• **Problem statement**:
In full and without changes, output the data.

Dataset rows describing interfaces:
============================================================
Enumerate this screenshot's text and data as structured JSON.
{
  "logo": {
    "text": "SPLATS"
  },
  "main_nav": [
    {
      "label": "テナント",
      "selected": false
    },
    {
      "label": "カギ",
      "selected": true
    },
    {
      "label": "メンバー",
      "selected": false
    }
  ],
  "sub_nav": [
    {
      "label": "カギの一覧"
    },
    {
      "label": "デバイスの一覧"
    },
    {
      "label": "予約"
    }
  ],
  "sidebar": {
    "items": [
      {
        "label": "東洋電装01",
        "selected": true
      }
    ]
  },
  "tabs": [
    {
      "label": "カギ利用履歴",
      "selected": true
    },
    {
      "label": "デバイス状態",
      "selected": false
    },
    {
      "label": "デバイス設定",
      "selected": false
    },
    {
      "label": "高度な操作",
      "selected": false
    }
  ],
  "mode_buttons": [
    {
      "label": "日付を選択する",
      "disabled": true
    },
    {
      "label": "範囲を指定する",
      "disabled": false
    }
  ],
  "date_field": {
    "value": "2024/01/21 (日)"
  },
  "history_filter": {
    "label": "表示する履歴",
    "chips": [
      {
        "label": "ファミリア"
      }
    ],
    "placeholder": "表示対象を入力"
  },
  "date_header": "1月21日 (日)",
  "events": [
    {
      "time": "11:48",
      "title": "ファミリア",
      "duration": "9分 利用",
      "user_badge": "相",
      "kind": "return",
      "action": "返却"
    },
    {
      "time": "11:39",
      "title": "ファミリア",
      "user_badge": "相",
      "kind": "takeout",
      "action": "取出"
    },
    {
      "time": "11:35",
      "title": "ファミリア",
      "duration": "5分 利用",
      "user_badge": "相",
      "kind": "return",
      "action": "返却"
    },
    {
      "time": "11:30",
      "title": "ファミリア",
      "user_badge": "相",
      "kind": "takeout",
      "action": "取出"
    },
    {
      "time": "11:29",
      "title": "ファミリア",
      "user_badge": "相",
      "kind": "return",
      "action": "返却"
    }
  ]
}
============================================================
• **Answer for this exercise**:
Enumerate this screenshot's text and data as structured JSON.
{
  "logo": {
    "text": "SPLATS"
  },
  "main_nav": [
    {
      "label": "テナント",
      "selected": false
    },
    {
      "label": "カギ",
      "selected": true
    },
    {
      "label": "メンバー",
      "selected": false
    }
  ],
  "sub_nav": [
    {
      "label": "カギの一覧"
    },
    {
      "label": "デバイスの一覧"
    },
    {
      "label": "予約"
    }
  ],
  "sidebar": {
    "items": [
      {
        "label": "東洋電装01",
        "selected": true
      }
    ]
  },
  "tabs": [
    {
      "label": "カギ利用履歴",
      "selected": true
    },
    {
      "label": "デバイス状態",
      "selected": false
    },
    {
      "label": "デバイス設定",
      "selected": false
    },
    {
      "label": "高度な操作",
      "selected": false
    }
  ],
  "mode_buttons": [
    {
      "label": "日付を選択する",
      "disabled": true
    },
    {
      "label": "範囲を指定する",
      "disabled": false
    }
  ],
  "date_field": {
    "value": "2024/01/21 (日)"
  },
  "history_filter": {
    "label": "表示する履歴",
    "chips": [
      {
        "label": "ファミリア"
      }
    ],
    "placeholder": "表示対象を入力"
  },
  "date_header": "1月21日 (日)",
  "events": [
    {
      "time": "11:48",
      "title": "ファミリア",
      "duration": "9分 利用",
      "user_badge": "相",
      "kind": "return",
      "action": "返却"
    },
    {
      "time": "11:39",
      "title": "ファミリア",
      "user_badge": "相",
      "kind": "takeout",
      "action": "取出"
    },
    {
      "time": "11:35",
      "title": "ファミリア",
      "duration": "5分 利用",
      "user_badge": "相",
      "kind": "return",
      "action": "返却"
    },
    {
      "time": "11:30",
      "title": "ファミリア",
      "user_badge": "相",
      "kind": "takeout",
      "action": "取出"
    },
    {
      "time": "11:29",
      "title": "ファミリア",
      "user_badge": "相",
      "kind": "return",
      "action": "返却"
    }
  ]
}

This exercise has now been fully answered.